you learned the information on day zero and these are all the days after. You only revise on day zero, you re-viewed
on day one and each time you review it, there’s an increasing interval. What this does is it allows you to retain
that information in a very efficient manner. Instead of reviewing it every day, you only
need to review it right when you’re about to forget. So, do this on your own, requires a lot of
scheduling and is very difficult and what I recommend is a program called Anki. It’s a free software for your Mac PC. I think they might even have for Linux and
it will also sync with your smart phone. Make your own flashcards using this app and
review them daily. By making your own, you’re again taking advantage
of the active learning process, if you review someone else’s it becomes – you’re still doing

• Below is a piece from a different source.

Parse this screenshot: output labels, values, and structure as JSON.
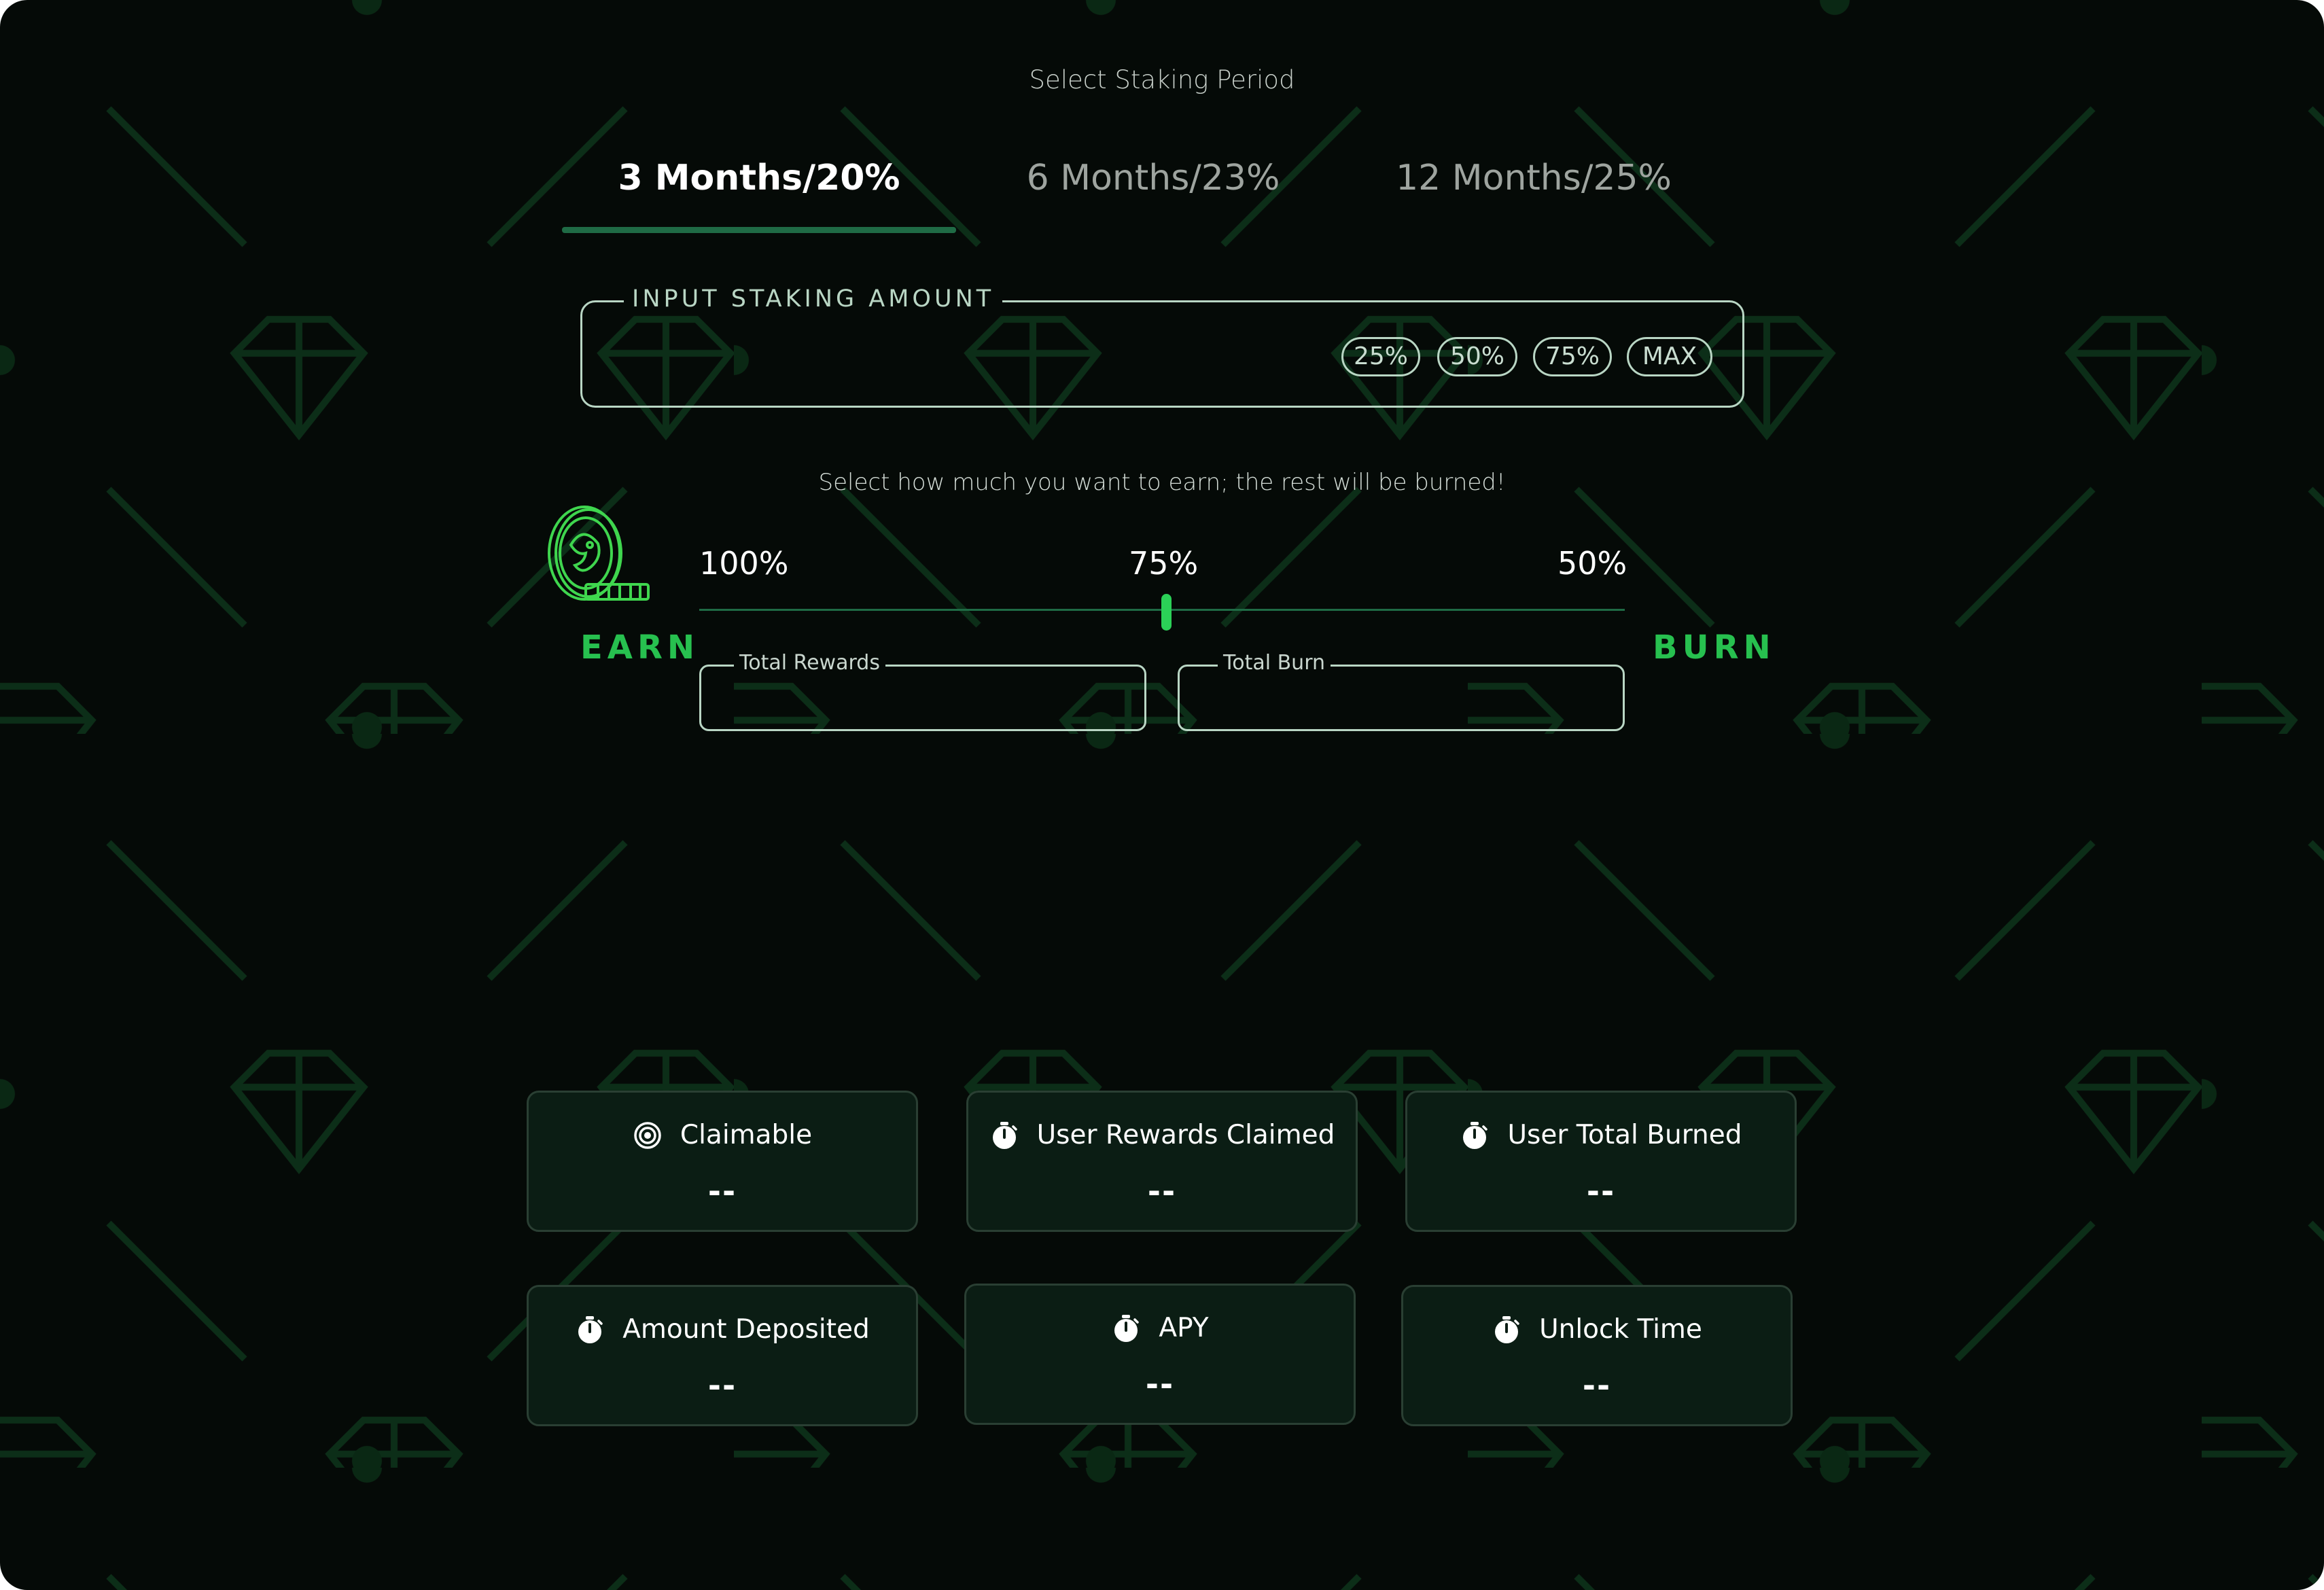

some of the active recall but you’re losing out on a lot of the benefit of making your
own flashcards. Also doing this daily is key because if you
fall behind, you’re not really taking advantage of a space repetition and it defeats the purpose. So what I would do to get these done daily
and let’s say it’s you know, the week before the exam and things are ramping up, I would
get my smartphone out when I was waiting in line at a restaurant or getting groceries
waiting in line or waiting for a friend and just do a few flashcards then because even
those 5-10 minutes allow you to do several flashcards which adds up throughout the day. To review a whole lecture it’ll take you know
20-30 minutes but I do a few flashcards, you just need a few minutes and you will still
reap all the benefits. Lastly, on test day make sure you are well
rested. Everyone says this but I cannot emphasize
this enough. Many people including myself have made the
mistake of pulling an all-nighter and not being well rested thinking that cramming the
information is more important. That will actually give you a lower test score
than if you are well-rested, you have you know adequate sleep, you eat a good breakfast
and you’re ready to go. Because if your mind is able to critically
think, that will benefit you more than trying to cram that information when you’re tired
you know, you’re not gonna be able to retain it anyways. So those are the strategies that I learned
from med school, I hope you find them useful. Leave your comments or questions down below
and I’ll see you in the next video.